Source data START
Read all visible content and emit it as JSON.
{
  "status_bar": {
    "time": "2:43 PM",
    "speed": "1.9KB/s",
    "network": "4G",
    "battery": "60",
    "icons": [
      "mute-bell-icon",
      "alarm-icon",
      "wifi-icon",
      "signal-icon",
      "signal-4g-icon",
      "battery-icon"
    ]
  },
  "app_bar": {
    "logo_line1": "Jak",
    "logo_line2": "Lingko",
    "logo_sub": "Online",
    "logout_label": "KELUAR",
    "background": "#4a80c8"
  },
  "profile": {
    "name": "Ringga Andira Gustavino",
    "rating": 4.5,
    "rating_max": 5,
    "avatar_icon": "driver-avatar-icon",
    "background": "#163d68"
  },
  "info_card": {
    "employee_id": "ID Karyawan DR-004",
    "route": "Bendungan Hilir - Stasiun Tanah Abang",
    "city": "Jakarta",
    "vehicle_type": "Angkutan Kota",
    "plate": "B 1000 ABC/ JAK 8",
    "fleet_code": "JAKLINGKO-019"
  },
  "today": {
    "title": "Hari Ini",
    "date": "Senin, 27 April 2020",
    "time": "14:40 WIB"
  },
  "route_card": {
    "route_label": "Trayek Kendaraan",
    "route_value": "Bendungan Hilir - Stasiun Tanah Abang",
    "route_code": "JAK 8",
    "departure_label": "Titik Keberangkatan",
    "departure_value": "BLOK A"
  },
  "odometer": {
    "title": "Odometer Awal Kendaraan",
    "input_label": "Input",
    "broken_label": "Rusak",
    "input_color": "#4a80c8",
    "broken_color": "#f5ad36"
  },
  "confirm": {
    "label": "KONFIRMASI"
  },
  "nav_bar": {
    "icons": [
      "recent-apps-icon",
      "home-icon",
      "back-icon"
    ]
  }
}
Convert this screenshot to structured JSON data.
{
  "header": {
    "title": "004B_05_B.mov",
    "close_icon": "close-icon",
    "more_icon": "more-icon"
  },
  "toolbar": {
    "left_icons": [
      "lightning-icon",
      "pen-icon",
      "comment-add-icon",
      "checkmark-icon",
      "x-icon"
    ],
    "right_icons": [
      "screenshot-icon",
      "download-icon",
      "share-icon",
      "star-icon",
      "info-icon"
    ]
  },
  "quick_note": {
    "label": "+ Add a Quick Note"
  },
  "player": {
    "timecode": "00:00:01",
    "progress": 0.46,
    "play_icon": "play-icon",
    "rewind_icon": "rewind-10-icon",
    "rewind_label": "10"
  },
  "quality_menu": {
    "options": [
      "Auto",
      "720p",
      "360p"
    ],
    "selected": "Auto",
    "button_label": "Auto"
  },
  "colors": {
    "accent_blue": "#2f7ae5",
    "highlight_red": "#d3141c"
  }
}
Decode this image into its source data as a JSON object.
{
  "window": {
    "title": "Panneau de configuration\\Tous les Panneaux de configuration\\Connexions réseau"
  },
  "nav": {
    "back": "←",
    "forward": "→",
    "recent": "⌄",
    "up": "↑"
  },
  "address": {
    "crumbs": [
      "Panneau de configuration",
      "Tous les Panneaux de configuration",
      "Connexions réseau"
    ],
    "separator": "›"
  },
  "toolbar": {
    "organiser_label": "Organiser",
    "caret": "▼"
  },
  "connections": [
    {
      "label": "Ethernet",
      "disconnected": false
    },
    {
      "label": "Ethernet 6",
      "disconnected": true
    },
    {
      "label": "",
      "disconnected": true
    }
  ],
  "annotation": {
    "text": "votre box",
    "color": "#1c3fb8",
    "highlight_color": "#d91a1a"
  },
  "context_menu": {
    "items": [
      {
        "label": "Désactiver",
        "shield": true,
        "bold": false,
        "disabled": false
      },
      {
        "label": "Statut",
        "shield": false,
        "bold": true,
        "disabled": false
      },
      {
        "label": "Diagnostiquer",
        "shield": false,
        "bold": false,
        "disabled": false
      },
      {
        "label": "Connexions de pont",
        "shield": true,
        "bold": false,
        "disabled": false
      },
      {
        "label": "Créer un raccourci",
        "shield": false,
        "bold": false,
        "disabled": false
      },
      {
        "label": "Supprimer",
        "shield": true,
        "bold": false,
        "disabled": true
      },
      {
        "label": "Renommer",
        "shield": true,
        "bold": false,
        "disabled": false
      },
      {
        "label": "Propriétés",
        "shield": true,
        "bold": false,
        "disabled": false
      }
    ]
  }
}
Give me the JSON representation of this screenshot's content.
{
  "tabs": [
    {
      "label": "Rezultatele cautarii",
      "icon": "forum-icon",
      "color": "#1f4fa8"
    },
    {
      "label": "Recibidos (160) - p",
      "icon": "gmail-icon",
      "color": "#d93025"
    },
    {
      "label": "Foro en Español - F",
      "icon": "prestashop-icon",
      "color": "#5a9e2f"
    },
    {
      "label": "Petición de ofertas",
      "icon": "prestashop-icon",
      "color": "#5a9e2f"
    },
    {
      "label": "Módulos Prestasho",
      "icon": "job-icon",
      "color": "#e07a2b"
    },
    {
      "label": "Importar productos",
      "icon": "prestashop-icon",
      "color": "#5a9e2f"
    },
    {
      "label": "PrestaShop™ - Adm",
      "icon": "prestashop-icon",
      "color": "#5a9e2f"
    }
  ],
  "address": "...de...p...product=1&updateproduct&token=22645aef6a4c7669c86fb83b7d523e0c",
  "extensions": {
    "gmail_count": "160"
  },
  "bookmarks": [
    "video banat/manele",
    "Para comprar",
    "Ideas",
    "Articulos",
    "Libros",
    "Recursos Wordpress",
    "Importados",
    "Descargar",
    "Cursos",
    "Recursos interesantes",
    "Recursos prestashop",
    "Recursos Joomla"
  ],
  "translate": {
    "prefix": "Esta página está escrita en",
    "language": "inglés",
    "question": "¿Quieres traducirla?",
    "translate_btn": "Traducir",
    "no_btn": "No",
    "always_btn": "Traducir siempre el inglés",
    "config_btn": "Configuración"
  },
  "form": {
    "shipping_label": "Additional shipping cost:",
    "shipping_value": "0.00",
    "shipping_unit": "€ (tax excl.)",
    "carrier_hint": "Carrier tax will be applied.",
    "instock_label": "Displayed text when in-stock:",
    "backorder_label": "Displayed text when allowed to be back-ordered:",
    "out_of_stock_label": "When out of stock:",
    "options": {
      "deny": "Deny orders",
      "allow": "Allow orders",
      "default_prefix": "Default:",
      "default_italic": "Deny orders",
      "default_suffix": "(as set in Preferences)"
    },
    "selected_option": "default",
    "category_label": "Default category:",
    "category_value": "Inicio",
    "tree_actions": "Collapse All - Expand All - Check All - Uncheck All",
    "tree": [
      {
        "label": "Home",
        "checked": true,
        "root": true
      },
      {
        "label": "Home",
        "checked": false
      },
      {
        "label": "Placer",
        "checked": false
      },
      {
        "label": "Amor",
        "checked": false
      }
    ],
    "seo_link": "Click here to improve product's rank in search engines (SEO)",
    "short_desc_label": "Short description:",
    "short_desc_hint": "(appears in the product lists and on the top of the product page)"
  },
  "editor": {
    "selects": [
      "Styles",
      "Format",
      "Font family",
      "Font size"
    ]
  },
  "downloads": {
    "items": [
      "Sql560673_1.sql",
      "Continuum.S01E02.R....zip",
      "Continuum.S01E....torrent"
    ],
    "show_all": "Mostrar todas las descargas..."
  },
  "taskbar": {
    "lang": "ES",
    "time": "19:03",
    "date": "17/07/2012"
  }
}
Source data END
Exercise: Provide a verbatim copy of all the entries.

Task output:
Read all visible content and emit it as JSON.
{
  "status_bar": {
    "time": "2:43 PM",
    "speed": "1.9KB/s",
    "network": "4G",
    "battery": "60",
    "icons": [
      "mute-bell-icon",
      "alarm-icon",
      "wifi-icon",
      "signal-icon",
      "signal-4g-icon",
      "battery-icon"
    ]
  },
  "app_bar": {
    "logo_line1": "Jak",
    "logo_line2": "Lingko",
    "logo_sub": "Online",
    "logout_label": "KELUAR",
    "background": "#4a80c8"
  },
  "profile": {
    "name": "Ringga Andira Gustavino",
    "rating": 4.5,
    "rating_max": 5,
    "avatar_icon": "driver-avatar-icon",
    "background": "#163d68"
  },
  "info_card": {
    "employee_id": "ID Karyawan DR-004",
    "route": "Bendungan Hilir - Stasiun Tanah Abang",
    "city": "Jakarta",
    "vehicle_type": "Angkutan Kota",
    "plate": "B 1000 ABC/ JAK 8",
    "fleet_code": "JAKLINGKO-019"
  },
  "today": {
    "title": "Hari Ini",
    "date": "Senin, 27 April 2020",
    "time": "14:40 WIB"
  },
  "route_card": {
    "route_label": "Trayek Kendaraan",
    "route_value": "Bendungan Hilir - Stasiun Tanah Abang",
    "route_code": "JAK 8",
    "departure_label": "Titik Keberangkatan",
    "departure_value": "BLOK A"
  },
  "odometer": {
    "title": "Odometer Awal Kendaraan",
    "input_label": "Input",
    "broken_label": "Rusak",
    "input_color": "#4a80c8",
    "broken_color": "#f5ad36"
  },
  "confirm": {
    "label": "KONFIRMASI"
  },
  "nav_bar": {
    "icons": [
      "recent-apps-icon",
      "home-icon",
      "back-icon"
    ]
  }
}
Convert this screenshot to structured JSON data.
{
  "header": {
    "title": "004B_05_B.mov",
    "close_icon": "close-icon",
    "more_icon": "more-icon"
  },
  "toolbar": {
    "left_icons": [
      "lightning-icon",
      "pen-icon",
      "comment-add-icon",
      "checkmark-icon",
      "x-icon"
    ],
    "right_icons": [
      "screenshot-icon",
      "download-icon",
      "share-icon",
      "star-icon",
      "info-icon"
    ]
  },
  "quick_note": {
    "label": "+ Add a Quick Note"
  },
  "player": {
    "timecode": "00:00:01",
    "progress": 0.46,
    "play_icon": "play-icon",
    "rewind_icon": "rewind-10-icon",
    "rewind_label": "10"
  },
  "quality_menu": {
    "options": [
      "Auto",
      "720p",
      "360p"
    ],
    "selected": "Auto",
    "button_label": "Auto"
  },
  "colors": {
    "accent_blue": "#2f7ae5",
    "highlight_red": "#d3141c"
  }
}
Decode this image into its source data as a JSON object.
{
  "window": {
    "title": "Panneau de configuration\\Tous les Panneaux de configuration\\Connexions réseau"
  },
  "nav": {
    "back": "←",
    "forward": "→",
    "recent": "⌄",
    "up": "↑"
  },
  "address": {
    "crumbs": [
      "Panneau de configuration",
      "Tous les Panneaux de configuration",
      "Connexions réseau"
    ],
    "separator": "›"
  },
  "toolbar": {
    "organiser_label": "Organiser",
    "caret": "▼"
  },
  "connections": [
    {
      "label": "Ethernet",
      "disconnected": false
    },
    {
      "label": "Ethernet 6",
      "disconnected": true
    },
    {
      "label": "",
      "disconnected": true
    }
  ],
  "annotation": {
    "text": "votre box",
    "color": "#1c3fb8",
    "highlight_color": "#d91a1a"
  },
  "context_menu": {
    "items": [
      {
        "label": "Désactiver",
        "shield": true,
        "bold": false,
        "disabled": false
      },
      {
        "label": "Statut",
        "shield": false,
        "bold": true,
        "disabled": false
      },
      {
        "label": "Diagnostiquer",
        "shield": false,
        "bold": false,
        "disabled": false
      },
      {
        "label": "Connexions de pont",
        "shield": true,
        "bold": false,
        "disabled": false
      },
      {
        "label": "Créer un raccourci",
        "shield": false,
        "bold": false,
        "disabled": false
      },
      {
        "label": "Supprimer",
        "shield": true,
        "bold": false,
        "disabled": true
      },
      {
        "label": "Renommer",
        "shield": true,
        "bold": false,
        "disabled": false
      },
      {
        "label": "Propriétés",
        "shield": true,
        "bold": false,
        "disabled": false
      }
    ]
  }
}
Give me the JSON representation of this screenshot's content.
{
  "tabs": [
    {
      "label": "Rezultatele cautarii",
      "icon": "forum-icon",
      "color": "#1f4fa8"
    },
    {
      "label": "Recibidos (160) - p",
      "icon": "gmail-icon",
      "color": "#d93025"
    },
    {
      "label": "Foro en Español - F",
      "icon": "prestashop-icon",
      "color": "#5a9e2f"
    },
    {
      "label": "Petición de ofertas",
      "icon": "prestashop-icon",
      "color": "#5a9e2f"
    },
    {
      "label": "Módulos Prestasho",
      "icon": "job-icon",
      "color": "#e07a2b"
    },
    {
      "label": "Importar productos",
      "icon": "prestashop-icon",
      "color": "#5a9e2f"
    },
    {
      "label": "PrestaShop™ - Adm",
      "icon": "prestashop-icon",
      "color": "#5a9e2f"
    }
  ],
  "address": "...de...p...product=1&updateproduct&token=22645aef6a4c7669c86fb83b7d523e0c",
  "extensions": {
    "gmail_count": "160"
  },
  "bookmarks": [
    "video banat/manele",
    "Para comprar",
    "Ideas",
    "Articulos",
    "Libros",
    "Recursos Wordpress",
    "Importados",
    "Descargar",
    "Cursos",
    "Recursos interesantes",
    "Recursos prestashop",
    "Recursos Joomla"
  ],
  "translate": {
    "prefix": "Esta página está escrita en",
    "language": "inglés",
    "question": "¿Quieres traducirla?",
    "translate_btn": "Traducir",
    "no_btn": "No",
    "always_btn": "Traducir siempre el inglés",
    "config_btn": "Configuración"
  },
  "form": {
    "shipping_label": "Additional shipping cost:",
    "shipping_value": "0.00",
    "shipping_unit": "€ (tax excl.)",
    "carrier_hint": "Carrier tax will be applied.",
    "instock_label": "Displayed text when in-stock:",
    "backorder_label": "Displayed text when allowed to be back-ordered:",
    "out_of_stock_label": "When out of stock:",
    "options": {
      "deny": "Deny orders",
      "allow": "Allow orders",
      "default_prefix": "Default:",
      "default_italic": "Deny orders",
      "default_suffix": "(as set in Preferences)"
    },
    "selected_option": "default",
    "category_label": "Default category:",
    "category_value": "Inicio",
    "tree_actions": "Collapse All - Expand All - Check All - Uncheck All",
    "tree": [
      {
        "label": "Home",
        "checked": true,
        "root": true
      },
      {
        "label": "Home",
        "checked": false
      },
      {
        "label": "Placer",
        "checked": false
      },
      {
        "label": "Amor",
        "checked": false
      }
    ],
    "seo_link": "Click here to improve product's rank in search engines (SEO)",
    "short_desc_label": "Short description:",
    "short_desc_hint": "(appears in the product lists and on the top of the product page)"
  },
  "editor": {
    "selects": [
      "Styles",
      "Format",
      "Font family",
      "Font size"
    ]
  },
  "downloads": {
    "items": [
      "Sql560673_1.sql",
      "Continuum.S01E02.R....zip",
      "Continuum.S01E....torrent"
    ],
    "show_all": "Mostrar todas las descargas..."
  },
  "taskbar": {
    "lang": "ES",
    "time": "19:03",
    "date": "17/07/2012"
  }
}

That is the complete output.